Skip to main content

S.C. Mom Returned Home from Hunting and Allegedly Used Deer Rifle to Kill 6-Year-Old Son on Thanksgiving, ‘Wanted to Send’ Victim to ‘Heaven’

Mary Amelia Rosborough

Mary Amelia Rosborough

A mother in South Carolina was arrested after authorities say she used a deer hunting rifle to shoot and kill her 6-year-old son on Thanksgiving, only an hour after she used the same firearm to kill a deer. Mary Amelia Rosborough, 31, of Chester, was taken into custody Thursday and accused of murdering her child, The Voice of Blythewood & Fairfield County reported.

According to the report, deputies with the Fairfield County and Chester County Sheriff’s Offices on Thursday evening responded to a call about a young gunshot wound victim at a home in the 1700 block of Old Douglas Road near Blackstock. Upon arriving at the scene, Rosborough’s brother, Will Rosborough, told first responders that his sister had just shot her son and other family members were already driving him to a hospital in Chester. Will Rosborough had reportedly been restraining his sister inside the home until law enforcement arrived.

Deputies secured the .243 caliber deer rifle and ammunition for evidence before arresting Rosborough. The boy, who Will Rosborough later identified as Jase Wise Rosborough, was reportedly pronounced dead shortly after arriving at the hospital.

A Fairfield County Sheriff’s Office incident report obtained by the Rock Hill Herald stated that Amelia had used the alleged murder weapon to kill a deer approximately one hour before she allegedly shot and killed her son.

Fairfield County Sheriff Will Montgomery reportedly told The Voice that “at about 6 p.m., [Amelia] Rosborough, the boy’s mother, had returned from hunting, was carrying her gun, went into her room to change clothes, and shot her son in the upper body.”

After hearing the firearm discharge, Rosborough’s brother reportedly ran in the direction of the room just as his sister was coming out “with the gun breached as she was trying to reload,” the report stated. He then tackled his sister to the ground, secured the gun, and kept her restrained for authorities while other members of the family tried to get the child medical attention.

According to the incident report, Will Rosborough reportedly told detectives that while he was wrestling with his sister she “made a statement something to the effect that she wanted to send the victim to heaven.”

Mary Amelia Rosborough

Mary Amelia Rosborough, WBTV screengrab

Following the shooting, Will also reportedly told The Voice that his sister, a single mother, was dealing with some issues (reportedly a drug addiction) but had not exhibited any dramatic changes in behavior that would have led anyone to believe she was a danger to her son.

“She was trying to resolve her issues. This was not something we expected would happen. It was the most unexpected tragedy I could have ever imagined. Nothing was going on to make this happen. Nothing was wrong,” Will said in an interview with the outlet. “She and my daddy had been deer hunting and she killed a doe. She got home and everything seemed fine. Then it happened.”
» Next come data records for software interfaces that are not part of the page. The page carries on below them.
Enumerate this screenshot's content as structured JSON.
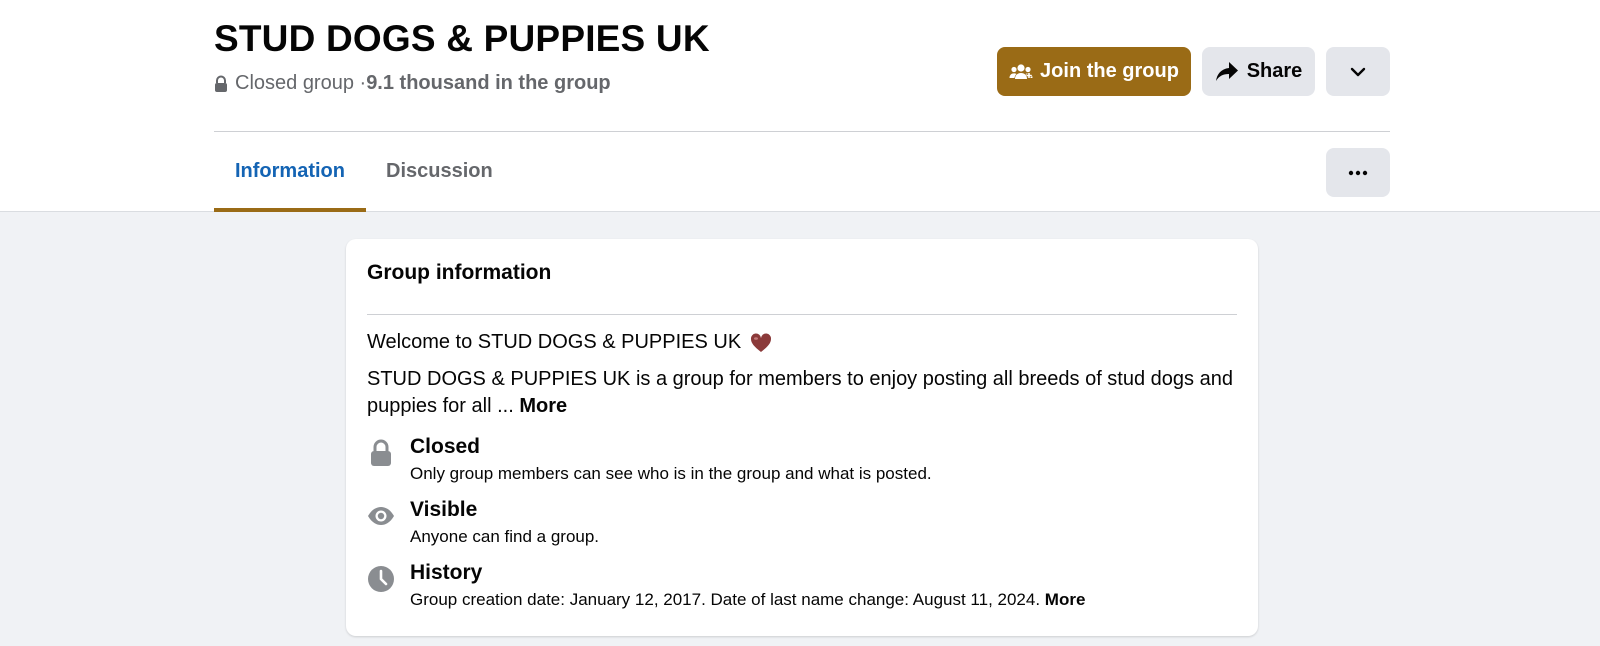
{
  "group": {
    "title": "STUD DOGS & PUPPIES UK",
    "privacy": "Closed group · ",
    "members": "9.1 thousand in the group"
  },
  "actions": {
    "join_label": "Join the group",
    "share_label": "Share"
  },
  "tabs": [
    {
      "label": "Information",
      "active": true
    },
    {
      "label": "Discussion",
      "active": false
    }
  ],
  "info_card": {
    "title": "Group information",
    "welcome": "Welcome to STUD DOGS & PUPPIES UK",
    "description": "STUD DOGS & PUPPIES UK is a group for members to enjoy posting all breeds of stud dogs and puppies for all ... ",
    "description_more": "More",
    "items": [
      {
        "icon": "lock-icon",
        "title": "Closed",
        "text": "Only group members can see who is in the group and what is posted."
      },
      {
        "icon": "eye-icon",
        "title": "Visible",
        "text": "Anyone can find a group."
      },
      {
        "icon": "clock-icon",
        "title": "History",
        "text": "Group creation date: January 12, 2017. Date of last name change: August 11, 2024. ",
        "more": "More"
      }
    ]
  },
  "colors": {
    "accent": "#9a6b16",
    "link": "#1464b4",
    "background": "#f0f2f5",
    "button_gray": "#e4e6eb",
    "heart": "#8b3a3a"
  }
}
The Fairfield County Coroner’s Office is scheduled to conduct the child’s autopsy. The investigation is being assisted by the South Carolina Law Enforcement Division (SLED). SLED assistance is mandatory under state law for investigations into non-natural child deaths.

Amelia Rosborough was booked Friday morning in the Fairfield County Jail on one count each of murder/non-negligent manslaughter and possession of a weapon during a violent crime. She appeared before a magistrate judge over the weekend and was denied bond. She is facing a maximum sentence of 30 years to life behind bars.

Will Rosborough said he and the family are “devastated” and “angry” about what happened, but said his sister was likely not in her right mind at the time of the shooting.

“She was not a bad girl. She was sweet, and loves that boy. [Christmas] presents come in the mail every day that she ordered for him. She was trying to get help. We just didn’t know how bad her issues were,” he told The Voice. “[T]hat was not Amelia. That was not her. She was a loving daughter, sister, and mother. I can’t explain what happened.”

[image via The Voice]

Have a tip we should know? [email protected]

Filed Under:

Follow Law&Crime:

Jerry Lambe is a journalist at Law&Crime. He is a graduate of Georgetown University and New York Law School and previously worked in financial securities compliance and Civil Rights employment law.